Your answer should hold all lines of the entries that include the word "title".
== Listed entries
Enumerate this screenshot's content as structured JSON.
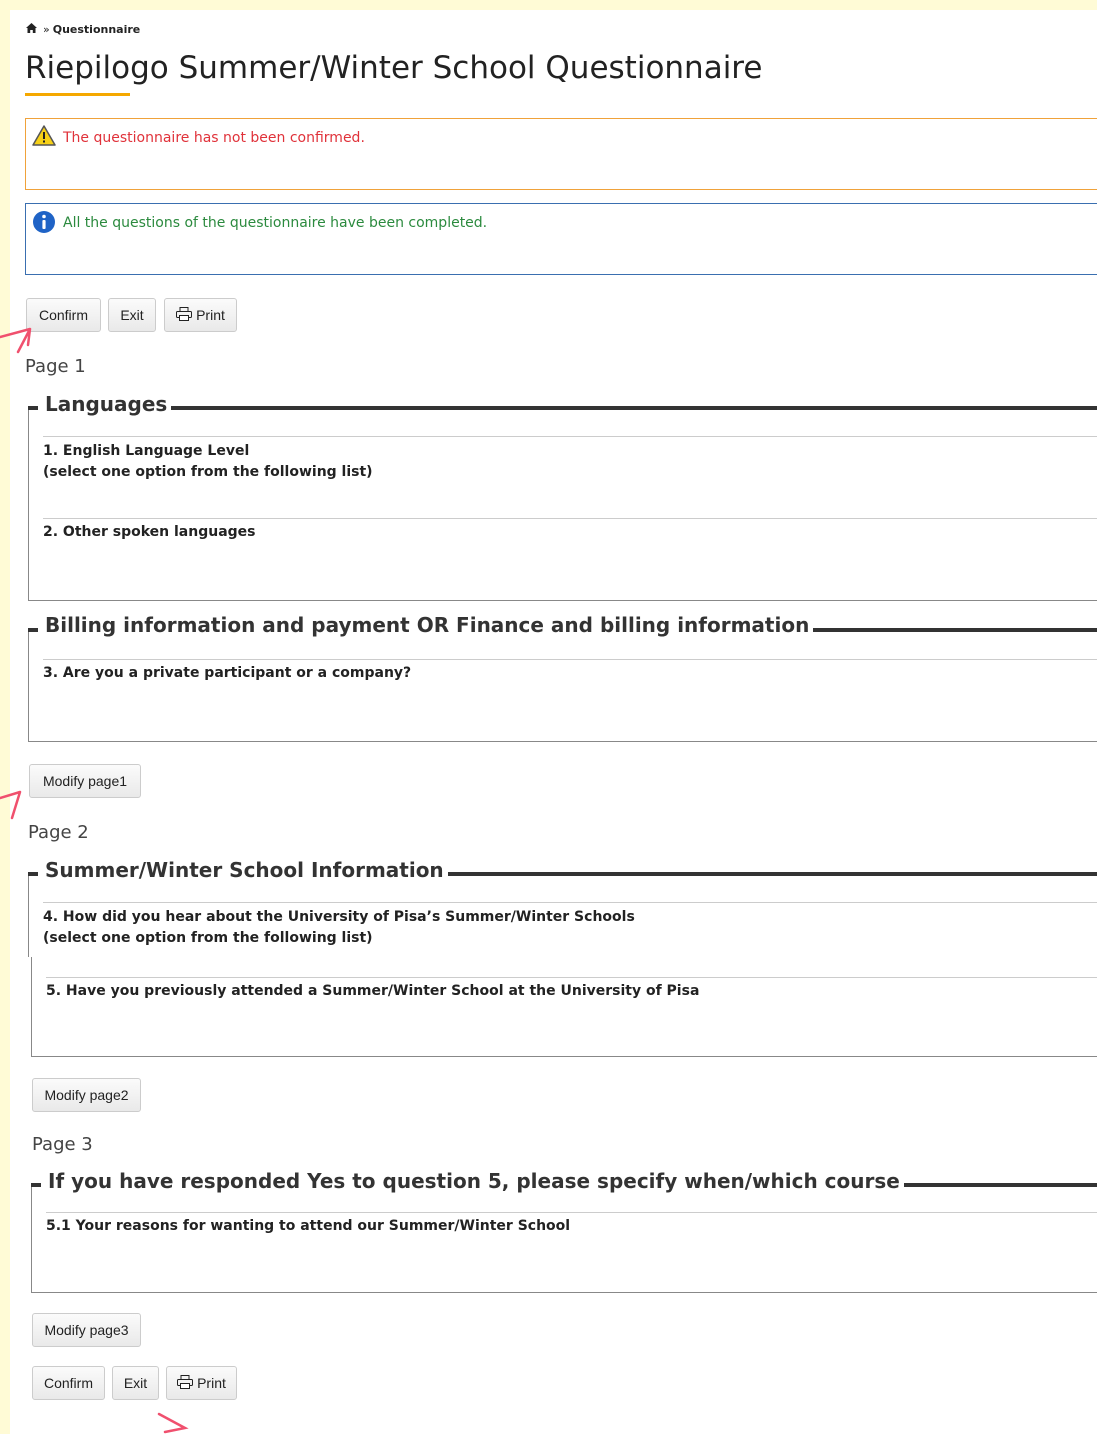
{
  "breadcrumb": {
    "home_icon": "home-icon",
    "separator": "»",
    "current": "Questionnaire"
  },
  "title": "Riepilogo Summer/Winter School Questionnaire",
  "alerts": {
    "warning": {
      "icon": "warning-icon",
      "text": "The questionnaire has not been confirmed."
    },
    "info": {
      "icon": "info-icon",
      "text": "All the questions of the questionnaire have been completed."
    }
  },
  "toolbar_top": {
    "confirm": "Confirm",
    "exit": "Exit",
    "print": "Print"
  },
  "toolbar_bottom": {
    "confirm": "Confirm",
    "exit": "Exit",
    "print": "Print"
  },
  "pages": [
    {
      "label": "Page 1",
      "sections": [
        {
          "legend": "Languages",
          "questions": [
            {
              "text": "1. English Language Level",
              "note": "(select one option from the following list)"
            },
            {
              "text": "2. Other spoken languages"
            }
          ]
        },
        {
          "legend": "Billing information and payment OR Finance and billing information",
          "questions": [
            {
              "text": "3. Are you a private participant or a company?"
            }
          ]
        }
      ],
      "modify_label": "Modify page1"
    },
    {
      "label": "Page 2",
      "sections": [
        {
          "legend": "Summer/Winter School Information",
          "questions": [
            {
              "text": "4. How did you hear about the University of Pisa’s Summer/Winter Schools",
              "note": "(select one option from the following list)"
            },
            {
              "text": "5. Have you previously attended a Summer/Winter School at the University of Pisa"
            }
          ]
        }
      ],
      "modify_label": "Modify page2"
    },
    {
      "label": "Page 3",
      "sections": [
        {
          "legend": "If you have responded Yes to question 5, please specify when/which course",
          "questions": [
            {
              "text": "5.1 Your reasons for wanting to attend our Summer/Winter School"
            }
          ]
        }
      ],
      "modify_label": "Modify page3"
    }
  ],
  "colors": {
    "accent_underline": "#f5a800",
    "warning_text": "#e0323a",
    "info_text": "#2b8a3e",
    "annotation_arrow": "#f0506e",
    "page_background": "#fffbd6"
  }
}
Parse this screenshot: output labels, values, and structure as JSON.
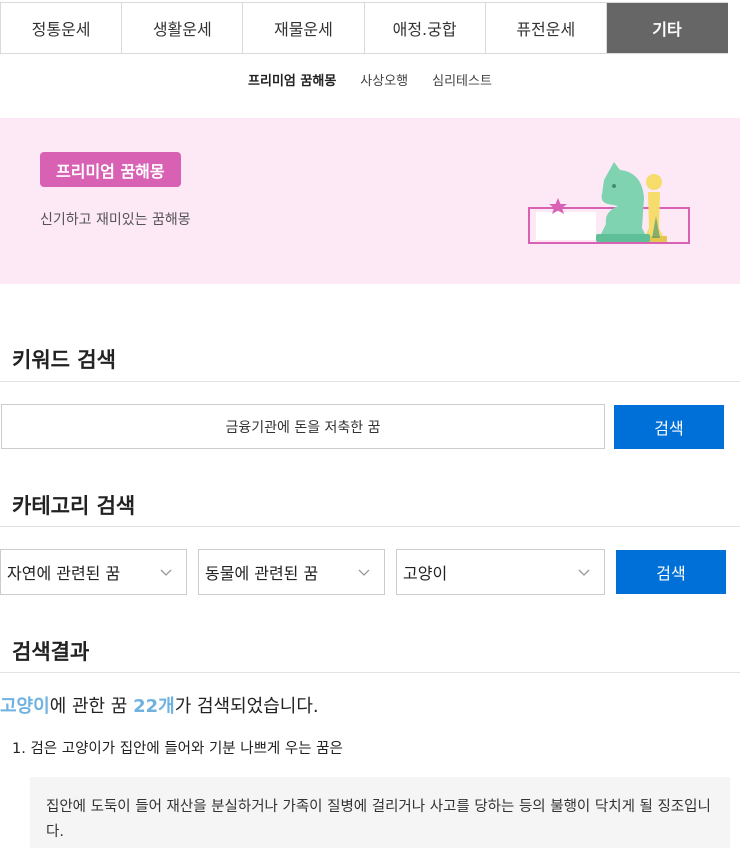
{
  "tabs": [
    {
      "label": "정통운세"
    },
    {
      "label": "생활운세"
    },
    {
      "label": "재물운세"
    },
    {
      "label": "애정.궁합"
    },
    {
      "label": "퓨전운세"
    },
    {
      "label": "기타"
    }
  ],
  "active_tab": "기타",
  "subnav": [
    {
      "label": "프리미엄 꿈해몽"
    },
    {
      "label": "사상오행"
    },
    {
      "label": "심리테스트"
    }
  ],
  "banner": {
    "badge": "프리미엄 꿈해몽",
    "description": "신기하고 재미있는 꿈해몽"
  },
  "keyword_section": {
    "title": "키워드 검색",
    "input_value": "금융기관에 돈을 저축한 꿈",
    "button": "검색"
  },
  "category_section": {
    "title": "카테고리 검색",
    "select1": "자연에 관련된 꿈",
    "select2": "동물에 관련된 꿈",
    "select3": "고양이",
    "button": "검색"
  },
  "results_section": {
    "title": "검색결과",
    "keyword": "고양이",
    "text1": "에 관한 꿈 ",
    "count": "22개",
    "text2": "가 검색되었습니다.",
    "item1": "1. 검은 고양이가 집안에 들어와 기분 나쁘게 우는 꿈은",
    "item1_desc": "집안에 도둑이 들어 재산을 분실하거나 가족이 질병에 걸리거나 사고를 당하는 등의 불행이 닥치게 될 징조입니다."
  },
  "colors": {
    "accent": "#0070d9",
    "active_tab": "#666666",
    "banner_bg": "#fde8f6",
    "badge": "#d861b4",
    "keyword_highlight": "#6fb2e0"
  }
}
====
Final answer.
  "title": "Riepilogo Summer/Winter School Questionnaire",
    "title": "키워드 검색",
    "title": "카테고리 검색",
    "title": "검색결과",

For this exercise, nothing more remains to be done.